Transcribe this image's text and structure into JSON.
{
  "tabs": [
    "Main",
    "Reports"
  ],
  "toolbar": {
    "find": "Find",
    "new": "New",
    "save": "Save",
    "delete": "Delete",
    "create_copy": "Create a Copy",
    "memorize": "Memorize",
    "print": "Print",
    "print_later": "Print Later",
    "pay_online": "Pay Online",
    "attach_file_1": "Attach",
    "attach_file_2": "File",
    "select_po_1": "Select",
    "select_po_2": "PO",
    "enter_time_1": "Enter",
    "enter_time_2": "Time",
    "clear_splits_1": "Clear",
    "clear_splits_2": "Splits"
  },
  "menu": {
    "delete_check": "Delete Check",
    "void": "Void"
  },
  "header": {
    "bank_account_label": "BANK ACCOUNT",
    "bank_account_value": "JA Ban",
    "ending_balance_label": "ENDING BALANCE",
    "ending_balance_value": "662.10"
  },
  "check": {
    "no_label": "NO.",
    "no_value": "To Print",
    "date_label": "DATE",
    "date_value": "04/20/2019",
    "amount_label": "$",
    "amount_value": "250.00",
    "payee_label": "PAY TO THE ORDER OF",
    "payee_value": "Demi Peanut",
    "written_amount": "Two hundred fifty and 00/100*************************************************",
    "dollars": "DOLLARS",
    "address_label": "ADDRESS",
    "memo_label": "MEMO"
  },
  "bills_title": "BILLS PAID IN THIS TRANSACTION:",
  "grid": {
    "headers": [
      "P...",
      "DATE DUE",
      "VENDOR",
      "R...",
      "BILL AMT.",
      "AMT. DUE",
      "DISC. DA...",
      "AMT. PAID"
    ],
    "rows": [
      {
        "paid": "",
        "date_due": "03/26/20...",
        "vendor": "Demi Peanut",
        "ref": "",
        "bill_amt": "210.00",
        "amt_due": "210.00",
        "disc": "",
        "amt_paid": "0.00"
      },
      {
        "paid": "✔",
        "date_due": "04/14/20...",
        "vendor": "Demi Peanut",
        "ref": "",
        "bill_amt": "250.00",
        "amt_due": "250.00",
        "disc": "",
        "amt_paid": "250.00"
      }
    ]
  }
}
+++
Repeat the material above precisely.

Transcribe this image's text and structure into JSON.
{
  "tabs": [
    "Main",
    "Reports"
  ],
  "toolbar": {
    "find": "Find",
    "new": "New",
    "save": "Save",
    "delete": "Delete",
    "create_copy": "Create a Copy",
    "memorize": "Memorize",
    "print": "Print",
    "print_later": "Print Later",
    "pay_online": "Pay Online",
    "attach_file_1": "Attach",
    "attach_file_2": "File",
    "select_po_1": "Select",
    "select_po_2": "PO",
    "enter_time_1": "Enter",
    "enter_time_2": "Time",
    "clear_splits_1": "Clear",
    "clear_splits_2": "Splits"
  },
  "menu": {
    "delete_check": "Delete Check",
    "void": "Void"
  },
  "header": {
    "bank_account_label": "BANK ACCOUNT",
    "bank_account_value": "JA Ban",
    "ending_balance_label": "ENDING BALANCE",
    "ending_balance_value": "662.10"
  },
  "check": {
    "no_label": "NO.",
    "no_value": "To Print",
    "date_label": "DATE",
    "date_value": "04/20/2019",
    "amount_label": "$",
    "amount_value": "250.00",
    "payee_label": "PAY TO THE ORDER OF",
    "payee_value": "Demi Peanut",
    "written_amount": "Two hundred fifty and 00/100*************************************************",
    "dollars": "DOLLARS",
    "address_label": "ADDRESS",
    "memo_label": "MEMO"
  },
  "bills_title": "BILLS PAID IN THIS TRANSACTION:",
  "grid": {
    "headers": [
      "P...",
      "DATE DUE",
      "VENDOR",
      "R...",
      "BILL AMT.",
      "AMT. DUE",
      "DISC. DA...",
      "AMT. PAID"
    ],
    "rows": [
      {
        "paid": "",
        "date_due": "03/26/20...",
        "vendor": "Demi Peanut",
        "ref": "",
        "bill_amt": "210.00",
        "amt_due": "210.00",
        "disc": "",
        "amt_paid": "0.00"
      },
      {
        "paid": "✔",
        "date_due": "04/14/20...",
        "vendor": "Demi Peanut",
        "ref": "",
        "bill_amt": "250.00",
        "amt_due": "250.00",
        "disc": "",
        "amt_paid": "250.00"
      }
    ]
  }
}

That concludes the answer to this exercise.